KaloBios shares surged as high as $14.72 Thursday after the company said an investor group including Shkreli had acquired most of its stock. It made that announcement after the market closed on Wednesday.
The shares closed at $2.07 Wednesday and finished the trading day at $10.30, up about five-fold.
In January KaloBios said a drug it was developing to treat lung infections in cystic fibrosis patients had failed in clinical testing. Its shares plunged 70 per cent after that announcement and continued to decline after that. This month it said it would eliminate most of its jobs, leaving it with just 11 employees as it looked for strategic options. Last Friday, the company said it would wind down its operations.
KaloBios said it is talking to Shkreli about ways to continue operating. The South San Francisco, California company owns several drug candidates, including potential treatments for leukemia and blood cancers.
Shkreli is a former hedge fund manager and the head of privately-held Turing Pharmaceuticals. Turing was criticized in September for buying the rights to a parasitic infection treatment called Daraprim, then raising its price to $750 per pill from $13.50 a pill. Daraprim has been on the market for more than 60 years and it did not have any competition when Turing bought it. Turing has said it will lower the price, although that hasn’t happened yet. The company said it capped copayments for patients at $10. In October a San Diego company later said it would make a version of Daraprim available for about $1 a pill.

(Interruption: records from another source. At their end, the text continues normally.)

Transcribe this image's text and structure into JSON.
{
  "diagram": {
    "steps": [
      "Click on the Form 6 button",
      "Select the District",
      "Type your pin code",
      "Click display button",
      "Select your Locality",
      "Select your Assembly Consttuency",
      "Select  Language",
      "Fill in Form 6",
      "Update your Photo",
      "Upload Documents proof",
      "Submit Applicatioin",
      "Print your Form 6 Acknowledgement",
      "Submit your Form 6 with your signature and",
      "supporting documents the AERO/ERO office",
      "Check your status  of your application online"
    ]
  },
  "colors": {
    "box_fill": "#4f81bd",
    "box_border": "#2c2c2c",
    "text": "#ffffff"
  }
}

Shkreli and Turing Pharmaceuticals did not immediately respond to a request for comment.
Turing was not the first company to buy an old, inexpensive medicine and hike the price. The uproar over its actions and similar moves by other companies helped start government investigations, proposals by politicians to fight “price gouging,” heavy media scrutiny and a drop in stock prices for biotech companies.